• **Material supplied**:
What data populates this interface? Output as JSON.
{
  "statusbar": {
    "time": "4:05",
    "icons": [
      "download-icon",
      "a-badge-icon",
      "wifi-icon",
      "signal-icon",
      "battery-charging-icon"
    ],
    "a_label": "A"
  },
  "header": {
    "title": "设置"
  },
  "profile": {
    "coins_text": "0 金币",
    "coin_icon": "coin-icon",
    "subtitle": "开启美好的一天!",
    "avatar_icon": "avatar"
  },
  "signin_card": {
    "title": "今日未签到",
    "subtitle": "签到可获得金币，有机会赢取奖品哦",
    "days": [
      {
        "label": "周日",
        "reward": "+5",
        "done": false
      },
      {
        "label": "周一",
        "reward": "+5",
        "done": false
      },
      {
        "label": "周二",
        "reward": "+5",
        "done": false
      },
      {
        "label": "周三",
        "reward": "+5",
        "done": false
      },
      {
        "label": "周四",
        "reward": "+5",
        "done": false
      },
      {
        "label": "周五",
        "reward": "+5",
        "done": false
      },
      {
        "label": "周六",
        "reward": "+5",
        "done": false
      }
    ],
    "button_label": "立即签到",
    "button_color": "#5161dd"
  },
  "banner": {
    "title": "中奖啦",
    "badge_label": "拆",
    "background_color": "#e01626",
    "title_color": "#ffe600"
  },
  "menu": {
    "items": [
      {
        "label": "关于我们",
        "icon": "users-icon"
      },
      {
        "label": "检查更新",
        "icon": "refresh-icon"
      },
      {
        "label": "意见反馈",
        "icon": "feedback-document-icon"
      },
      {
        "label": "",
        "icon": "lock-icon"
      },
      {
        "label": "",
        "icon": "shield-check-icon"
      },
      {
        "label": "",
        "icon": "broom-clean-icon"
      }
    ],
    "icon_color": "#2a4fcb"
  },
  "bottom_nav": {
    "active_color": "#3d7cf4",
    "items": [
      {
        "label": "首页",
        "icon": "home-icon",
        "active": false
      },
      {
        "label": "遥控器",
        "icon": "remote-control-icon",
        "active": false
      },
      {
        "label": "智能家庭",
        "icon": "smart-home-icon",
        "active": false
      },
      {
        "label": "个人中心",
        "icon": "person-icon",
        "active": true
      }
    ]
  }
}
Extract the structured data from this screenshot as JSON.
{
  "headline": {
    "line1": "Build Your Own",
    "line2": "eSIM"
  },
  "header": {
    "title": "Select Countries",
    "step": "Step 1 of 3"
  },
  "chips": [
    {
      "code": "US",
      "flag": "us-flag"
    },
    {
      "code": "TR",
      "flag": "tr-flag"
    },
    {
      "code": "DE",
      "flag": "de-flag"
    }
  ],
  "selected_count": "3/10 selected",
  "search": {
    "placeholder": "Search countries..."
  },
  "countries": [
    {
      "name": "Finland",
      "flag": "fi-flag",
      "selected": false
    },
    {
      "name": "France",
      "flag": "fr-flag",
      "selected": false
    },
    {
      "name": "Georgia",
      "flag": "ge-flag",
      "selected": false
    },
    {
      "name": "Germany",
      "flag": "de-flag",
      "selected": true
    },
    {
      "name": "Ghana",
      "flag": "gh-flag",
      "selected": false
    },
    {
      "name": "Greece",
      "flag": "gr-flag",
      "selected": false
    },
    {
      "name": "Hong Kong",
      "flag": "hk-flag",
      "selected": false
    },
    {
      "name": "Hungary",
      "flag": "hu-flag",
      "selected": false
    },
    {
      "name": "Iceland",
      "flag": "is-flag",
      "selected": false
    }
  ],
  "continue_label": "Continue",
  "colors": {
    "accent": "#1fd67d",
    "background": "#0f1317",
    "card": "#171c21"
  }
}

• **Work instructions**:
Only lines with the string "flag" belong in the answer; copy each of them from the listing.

• **Written solution**:
      "flag": "us-flag"
      "flag": "tr-flag"
      "flag": "de-flag"
      "flag": "fi-flag",
      "flag": "fr-flag",
      "flag": "ge-flag",
      "flag": "de-flag",
      "flag": "gh-flag",
      "flag": "gr-flag",
      "flag": "hk-flag",
      "flag": "hu-flag",
      "flag": "is-flag",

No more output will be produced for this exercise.